Scan the entries below for the word "workout". Copy out every line in which it occurs.

=== Data in this exercise ===

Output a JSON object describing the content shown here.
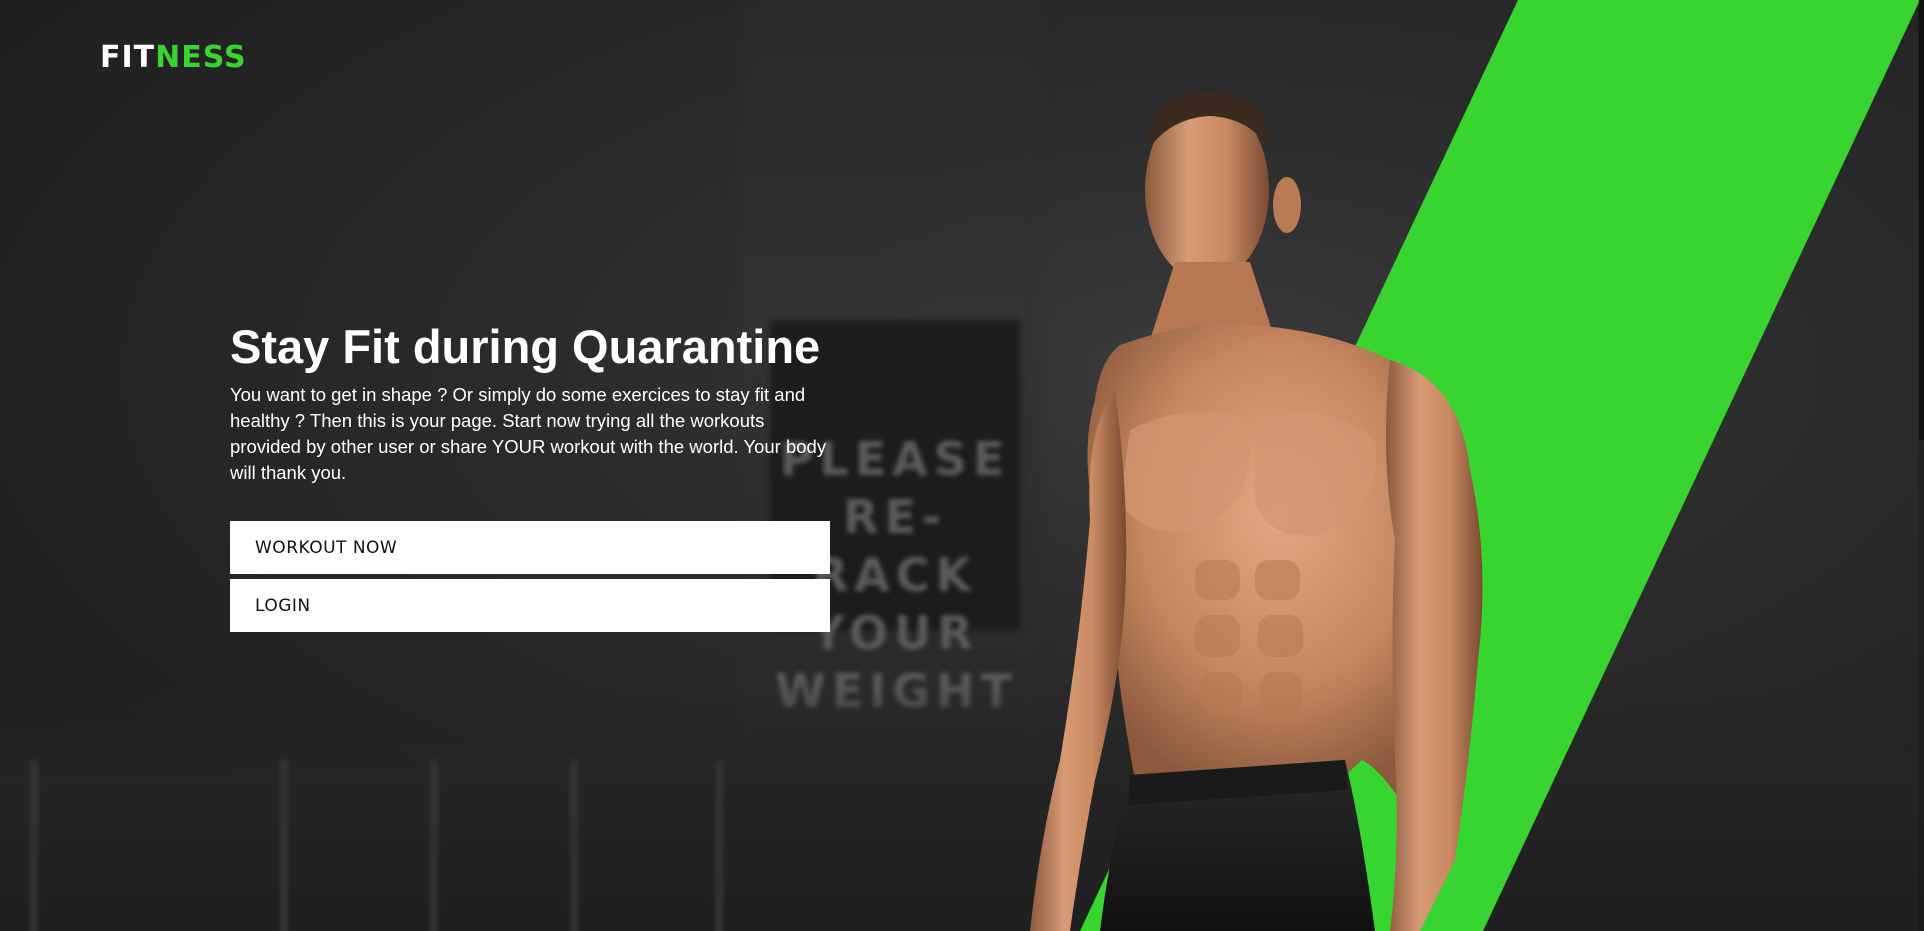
{
  "brand": {
    "part1": "FIT",
    "part2": "NESS",
    "accent_color": "#38d430"
  },
  "hero": {
    "title": "Stay Fit during Quarantine",
    "description": "You want to get in shape ? Or simply do some exercices to stay fit and healthy ? Then this is your page. Start now trying all the workouts provided by other user or share YOUR workout with the world. Your body will thank you.",
    "buttons": {
      "workout": "WORKOUT NOW",
      "login": "LOGIN"
    }
  },
  "background": {
    "sign_text": "PLEASE RE-RACK YOUR WEIGHT"
  },
  "colors": {
    "background": "#232323",
    "stripe": "#38d430",
    "button": "#ffffff",
    "text": "#ffffff"
  }
}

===

▶ _Output_:
    "description": "You want to get in shape ? Or simply do some exercices to stay fit and healthy ? Then this is your page. Start now trying all the workouts provided by other user or share YOUR workout with the world. Your body will thank you.",
      "workout": "WORKOUT NOW",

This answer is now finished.